The records below:

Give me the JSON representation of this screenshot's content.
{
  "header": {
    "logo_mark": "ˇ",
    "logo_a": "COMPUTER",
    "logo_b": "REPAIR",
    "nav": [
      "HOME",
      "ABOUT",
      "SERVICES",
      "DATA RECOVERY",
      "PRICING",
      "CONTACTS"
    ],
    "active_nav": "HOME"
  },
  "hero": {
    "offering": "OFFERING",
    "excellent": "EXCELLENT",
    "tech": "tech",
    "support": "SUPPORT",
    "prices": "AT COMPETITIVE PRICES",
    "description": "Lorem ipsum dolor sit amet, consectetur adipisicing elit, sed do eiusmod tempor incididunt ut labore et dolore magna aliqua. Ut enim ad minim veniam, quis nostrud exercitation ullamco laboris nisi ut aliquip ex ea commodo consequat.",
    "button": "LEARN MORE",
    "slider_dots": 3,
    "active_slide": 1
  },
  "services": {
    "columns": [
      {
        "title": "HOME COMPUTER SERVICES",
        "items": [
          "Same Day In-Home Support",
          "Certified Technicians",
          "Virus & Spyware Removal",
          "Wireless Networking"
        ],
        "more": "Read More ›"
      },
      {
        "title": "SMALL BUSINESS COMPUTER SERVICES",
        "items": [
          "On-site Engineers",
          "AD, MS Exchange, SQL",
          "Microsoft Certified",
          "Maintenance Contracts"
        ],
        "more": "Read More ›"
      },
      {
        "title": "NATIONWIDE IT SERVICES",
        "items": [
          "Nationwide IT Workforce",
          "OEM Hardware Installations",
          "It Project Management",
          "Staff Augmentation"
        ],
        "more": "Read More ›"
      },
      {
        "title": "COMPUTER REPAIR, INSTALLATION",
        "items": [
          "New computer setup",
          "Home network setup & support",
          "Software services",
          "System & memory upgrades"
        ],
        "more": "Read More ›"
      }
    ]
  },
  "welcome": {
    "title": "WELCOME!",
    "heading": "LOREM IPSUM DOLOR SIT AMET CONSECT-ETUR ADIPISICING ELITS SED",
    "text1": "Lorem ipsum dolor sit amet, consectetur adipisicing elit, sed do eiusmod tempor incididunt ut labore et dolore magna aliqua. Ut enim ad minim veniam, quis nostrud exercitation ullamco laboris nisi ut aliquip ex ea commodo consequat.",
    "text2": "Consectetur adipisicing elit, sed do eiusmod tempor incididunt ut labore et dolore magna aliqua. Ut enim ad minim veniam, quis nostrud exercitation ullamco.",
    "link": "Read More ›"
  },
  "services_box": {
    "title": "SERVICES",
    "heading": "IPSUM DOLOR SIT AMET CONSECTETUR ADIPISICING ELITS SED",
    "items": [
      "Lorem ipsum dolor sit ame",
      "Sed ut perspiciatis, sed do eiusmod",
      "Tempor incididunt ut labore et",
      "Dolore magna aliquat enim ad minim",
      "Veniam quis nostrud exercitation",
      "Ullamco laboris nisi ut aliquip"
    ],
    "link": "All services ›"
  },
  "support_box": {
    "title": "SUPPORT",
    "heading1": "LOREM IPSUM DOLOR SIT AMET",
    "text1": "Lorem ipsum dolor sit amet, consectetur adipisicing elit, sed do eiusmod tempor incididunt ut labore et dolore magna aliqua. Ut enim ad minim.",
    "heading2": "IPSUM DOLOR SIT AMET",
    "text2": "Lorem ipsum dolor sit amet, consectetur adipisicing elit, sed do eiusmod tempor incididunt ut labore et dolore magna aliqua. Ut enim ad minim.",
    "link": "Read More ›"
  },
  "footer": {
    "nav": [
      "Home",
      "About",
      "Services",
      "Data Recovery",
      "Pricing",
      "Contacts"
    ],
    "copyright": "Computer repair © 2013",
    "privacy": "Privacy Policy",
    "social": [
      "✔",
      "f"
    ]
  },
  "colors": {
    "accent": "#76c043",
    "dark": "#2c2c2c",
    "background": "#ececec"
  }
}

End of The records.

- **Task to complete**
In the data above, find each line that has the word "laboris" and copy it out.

- **Output for this task**
    "description": "Lorem ipsum dolor sit amet, consectetur adipisicing elit, sed do eiusmod tempor incididunt ut labore et dolore magna aliqua. Ut enim ad minim veniam, quis nostrud exercitation ullamco laboris nisi ut aliquip ex ea commodo consequat.",
    "text1": "Lorem ipsum dolor sit amet, consectetur adipisicing elit, sed do eiusmod tempor incididunt ut labore et dolore magna aliqua. Ut enim ad minim veniam, quis nostrud exercitation ullamco laboris nisi ut aliquip ex ea commodo consequat.",
      "Ullamco laboris nisi ut aliquip"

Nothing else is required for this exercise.